§ **Problem statement**: For the listing below, report all lines that hold the word "Interactions".

§ **Task data**:
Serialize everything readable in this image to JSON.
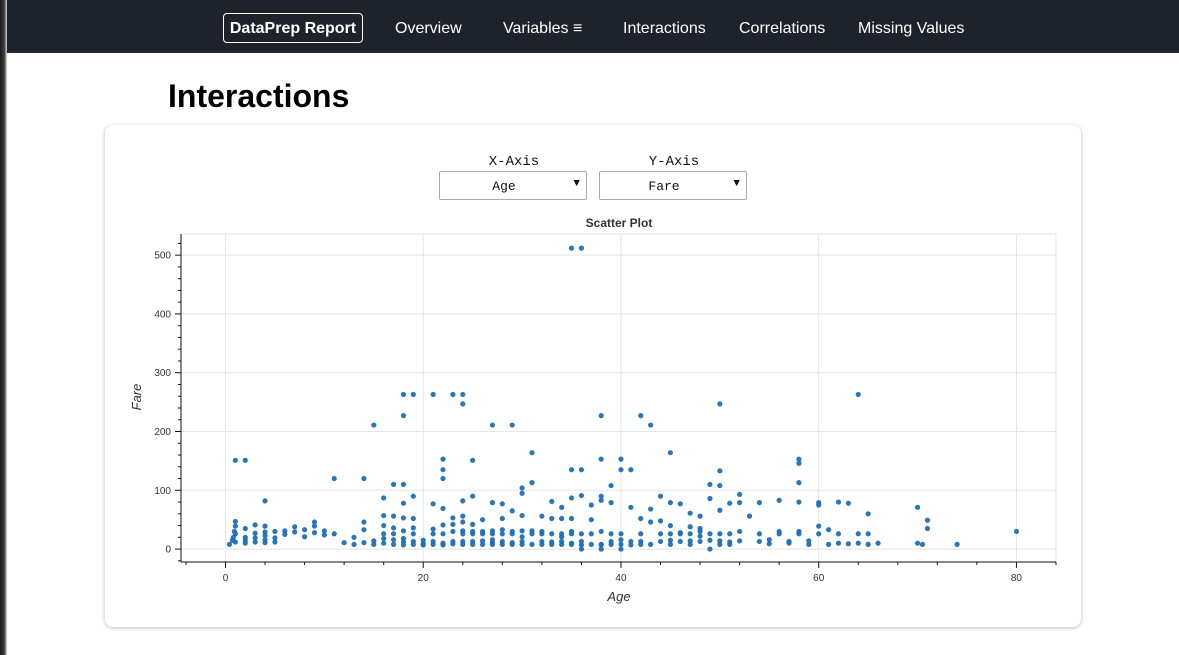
{
  "nav": {
    "brand": "DataPrep Report",
    "items": [
      "Overview",
      "Variables ≡",
      "Interactions",
      "Correlations",
      "Missing Values"
    ]
  },
  "page_title": "Interactions",
  "controls": {
    "x_label": "X-Axis",
    "y_label": "Y-Axis",
    "x_value": "Age",
    "y_value": "Fare",
    "caret": "▼"
  },
  "colors": {
    "nav_bg": "#1e232b",
    "point": "#1f6fb4"
  },
  "chart_data": {
    "type": "scatter",
    "title": "Scatter Plot",
    "xlabel": "Age",
    "ylabel": "Fare",
    "xlim": [
      -4.5,
      84
    ],
    "ylim": [
      -22,
      536
    ],
    "xticks": [
      0,
      20,
      40,
      60,
      80
    ],
    "yticks": [
      0,
      100,
      200,
      300,
      400,
      500
    ],
    "grid": true,
    "points": [
      [
        35,
        512
      ],
      [
        36,
        512
      ],
      [
        18,
        263
      ],
      [
        19,
        263
      ],
      [
        21,
        263
      ],
      [
        23,
        263
      ],
      [
        24,
        263
      ],
      [
        24,
        247
      ],
      [
        64,
        263
      ],
      [
        18,
        227
      ],
      [
        38,
        227
      ],
      [
        42,
        227
      ],
      [
        50,
        247
      ],
      [
        43,
        211
      ],
      [
        15,
        211
      ],
      [
        27,
        211
      ],
      [
        29,
        211
      ],
      [
        31,
        164
      ],
      [
        45,
        164
      ],
      [
        58,
        153
      ],
      [
        58,
        146
      ],
      [
        38,
        153
      ],
      [
        40,
        153
      ],
      [
        22,
        153
      ],
      [
        1,
        151
      ],
      [
        2,
        151
      ],
      [
        25,
        151
      ],
      [
        11,
        120
      ],
      [
        14,
        120
      ],
      [
        17,
        110
      ],
      [
        18,
        110
      ],
      [
        22,
        135
      ],
      [
        22,
        120
      ],
      [
        35,
        135
      ],
      [
        36,
        135
      ],
      [
        40,
        135
      ],
      [
        41,
        135
      ],
      [
        50,
        133
      ],
      [
        58,
        113
      ],
      [
        4,
        82
      ],
      [
        16,
        87
      ],
      [
        19,
        90
      ],
      [
        24,
        82
      ],
      [
        25,
        90
      ],
      [
        27,
        79
      ],
      [
        28,
        77
      ],
      [
        29,
        65
      ],
      [
        30,
        104
      ],
      [
        30,
        95
      ],
      [
        31,
        113
      ],
      [
        33,
        81
      ],
      [
        34,
        71
      ],
      [
        35,
        87
      ],
      [
        36,
        91
      ],
      [
        37,
        75
      ],
      [
        38,
        90
      ],
      [
        38,
        83
      ],
      [
        39,
        79
      ],
      [
        39,
        108
      ],
      [
        41,
        71
      ],
      [
        43,
        68
      ],
      [
        44,
        90
      ],
      [
        45,
        79
      ],
      [
        46,
        77
      ],
      [
        47,
        61
      ],
      [
        48,
        56
      ],
      [
        49,
        86
      ],
      [
        49,
        110
      ],
      [
        50,
        108
      ],
      [
        50,
        66
      ],
      [
        51,
        78
      ],
      [
        52,
        93
      ],
      [
        52,
        79
      ],
      [
        53,
        56
      ],
      [
        54,
        79
      ],
      [
        56,
        83
      ],
      [
        58,
        80
      ],
      [
        60,
        75
      ],
      [
        60,
        79
      ],
      [
        62,
        80
      ],
      [
        63,
        78
      ],
      [
        65,
        60
      ],
      [
        70,
        71
      ],
      [
        71,
        49
      ],
      [
        71,
        35
      ],
      [
        21,
        77
      ],
      [
        22,
        69
      ],
      [
        23,
        53
      ],
      [
        24,
        56
      ],
      [
        26,
        50
      ],
      [
        28,
        52
      ],
      [
        30,
        57
      ],
      [
        32,
        56
      ],
      [
        33,
        52
      ],
      [
        34,
        52
      ],
      [
        35,
        52
      ],
      [
        37,
        50
      ],
      [
        42,
        52
      ],
      [
        43,
        46
      ],
      [
        44,
        48
      ],
      [
        45,
        40
      ],
      [
        47,
        38
      ],
      [
        48,
        30
      ],
      [
        46,
        28
      ],
      [
        0.4,
        8
      ],
      [
        0.7,
        15
      ],
      [
        0.8,
        20
      ],
      [
        0.9,
        30
      ],
      [
        1,
        39
      ],
      [
        1,
        47
      ],
      [
        1,
        12
      ],
      [
        1,
        26
      ],
      [
        2,
        35
      ],
      [
        2,
        20
      ],
      [
        2,
        15
      ],
      [
        2,
        10
      ],
      [
        3,
        41
      ],
      [
        3,
        27
      ],
      [
        3,
        19
      ],
      [
        3,
        12
      ],
      [
        4,
        39
      ],
      [
        4,
        29
      ],
      [
        4,
        23
      ],
      [
        4,
        16
      ],
      [
        4,
        11
      ],
      [
        5,
        30
      ],
      [
        5,
        19
      ],
      [
        5,
        12
      ],
      [
        6,
        31
      ],
      [
        6,
        25
      ],
      [
        7,
        38
      ],
      [
        7,
        29
      ],
      [
        8,
        33
      ],
      [
        8,
        21
      ],
      [
        9,
        46
      ],
      [
        9,
        39
      ],
      [
        9,
        28
      ],
      [
        10,
        31
      ],
      [
        10,
        24
      ],
      [
        11,
        26
      ],
      [
        12,
        11
      ],
      [
        13,
        20
      ],
      [
        13,
        8
      ],
      [
        14,
        46
      ],
      [
        14,
        33
      ],
      [
        14,
        11
      ],
      [
        15,
        14
      ],
      [
        15,
        8
      ],
      [
        16,
        57
      ],
      [
        16,
        40
      ],
      [
        16,
        26
      ],
      [
        16,
        18
      ],
      [
        16,
        10
      ],
      [
        17,
        56
      ],
      [
        17,
        36
      ],
      [
        17,
        26
      ],
      [
        17,
        16
      ],
      [
        17,
        8
      ],
      [
        18,
        78
      ],
      [
        18,
        53
      ],
      [
        18,
        31
      ],
      [
        18,
        18
      ],
      [
        18,
        12
      ],
      [
        18,
        7
      ],
      [
        19,
        52
      ],
      [
        19,
        36
      ],
      [
        19,
        26
      ],
      [
        19,
        13
      ],
      [
        19,
        8
      ],
      [
        20,
        7
      ],
      [
        20,
        9
      ],
      [
        20,
        15
      ],
      [
        21,
        8
      ],
      [
        21,
        13
      ],
      [
        21,
        26
      ],
      [
        21,
        34
      ],
      [
        22,
        10
      ],
      [
        22,
        26
      ],
      [
        22,
        41
      ],
      [
        22,
        7
      ],
      [
        23,
        9
      ],
      [
        23,
        13
      ],
      [
        23,
        30
      ],
      [
        23,
        42
      ],
      [
        24,
        8
      ],
      [
        24,
        13
      ],
      [
        24,
        26
      ],
      [
        24,
        31
      ],
      [
        24,
        46
      ],
      [
        25,
        8
      ],
      [
        25,
        13
      ],
      [
        25,
        26
      ],
      [
        25,
        30
      ],
      [
        25,
        42
      ],
      [
        26,
        8
      ],
      [
        26,
        14
      ],
      [
        26,
        26
      ],
      [
        26,
        30
      ],
      [
        27,
        8
      ],
      [
        27,
        11
      ],
      [
        27,
        16
      ],
      [
        27,
        26
      ],
      [
        27,
        31
      ],
      [
        28,
        8
      ],
      [
        28,
        13
      ],
      [
        28,
        26
      ],
      [
        28,
        33
      ],
      [
        29,
        8
      ],
      [
        29,
        11
      ],
      [
        29,
        26
      ],
      [
        29,
        30
      ],
      [
        30,
        8
      ],
      [
        30,
        13
      ],
      [
        30,
        21
      ],
      [
        30,
        31
      ],
      [
        31,
        8
      ],
      [
        31,
        26
      ],
      [
        31,
        31
      ],
      [
        32,
        8
      ],
      [
        32,
        13
      ],
      [
        32,
        26
      ],
      [
        32,
        30
      ],
      [
        33,
        8
      ],
      [
        33,
        12
      ],
      [
        33,
        26
      ],
      [
        34,
        8
      ],
      [
        34,
        13
      ],
      [
        34,
        21
      ],
      [
        34,
        26
      ],
      [
        35,
        8
      ],
      [
        35,
        10
      ],
      [
        35,
        26
      ],
      [
        35,
        30
      ],
      [
        36,
        7
      ],
      [
        36,
        13
      ],
      [
        36,
        26
      ],
      [
        36,
        0
      ],
      [
        37,
        8
      ],
      [
        37,
        26
      ],
      [
        38,
        8
      ],
      [
        38,
        7
      ],
      [
        38,
        30
      ],
      [
        38,
        0
      ],
      [
        39,
        8
      ],
      [
        39,
        13
      ],
      [
        39,
        26
      ],
      [
        40,
        8
      ],
      [
        40,
        16
      ],
      [
        40,
        26
      ],
      [
        40,
        0
      ],
      [
        41,
        13
      ],
      [
        41,
        7
      ],
      [
        42,
        8
      ],
      [
        42,
        13
      ],
      [
        42,
        26
      ],
      [
        43,
        8
      ],
      [
        44,
        13
      ],
      [
        44,
        26
      ],
      [
        45,
        8
      ],
      [
        45,
        15
      ],
      [
        45,
        26
      ],
      [
        46,
        13
      ],
      [
        46,
        26
      ],
      [
        47,
        8
      ],
      [
        47,
        14
      ],
      [
        47,
        26
      ],
      [
        48,
        13
      ],
      [
        48,
        22
      ],
      [
        48,
        35
      ],
      [
        49,
        26
      ],
      [
        49,
        0
      ],
      [
        49,
        15
      ],
      [
        50,
        8
      ],
      [
        50,
        14
      ],
      [
        50,
        26
      ],
      [
        51,
        8
      ],
      [
        51,
        26
      ],
      [
        51,
        12
      ],
      [
        52,
        30
      ],
      [
        52,
        14
      ],
      [
        54,
        26
      ],
      [
        54,
        13
      ],
      [
        55,
        16
      ],
      [
        55,
        9
      ],
      [
        56,
        26
      ],
      [
        56,
        30
      ],
      [
        57,
        13
      ],
      [
        57,
        10
      ],
      [
        58,
        26
      ],
      [
        58,
        30
      ],
      [
        59,
        14
      ],
      [
        59,
        8
      ],
      [
        60,
        26
      ],
      [
        60,
        39
      ],
      [
        61,
        33
      ],
      [
        61,
        8
      ],
      [
        62,
        26
      ],
      [
        62,
        10
      ],
      [
        63,
        9
      ],
      [
        64,
        26
      ],
      [
        64,
        10
      ],
      [
        65,
        26
      ],
      [
        65,
        8
      ],
      [
        66,
        10
      ],
      [
        70,
        10
      ],
      [
        70.5,
        8
      ],
      [
        74,
        8
      ],
      [
        80,
        30
      ]
    ]
  }
}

§ **The completed task**:
      "Interactions",
  "page_title": "Interactions",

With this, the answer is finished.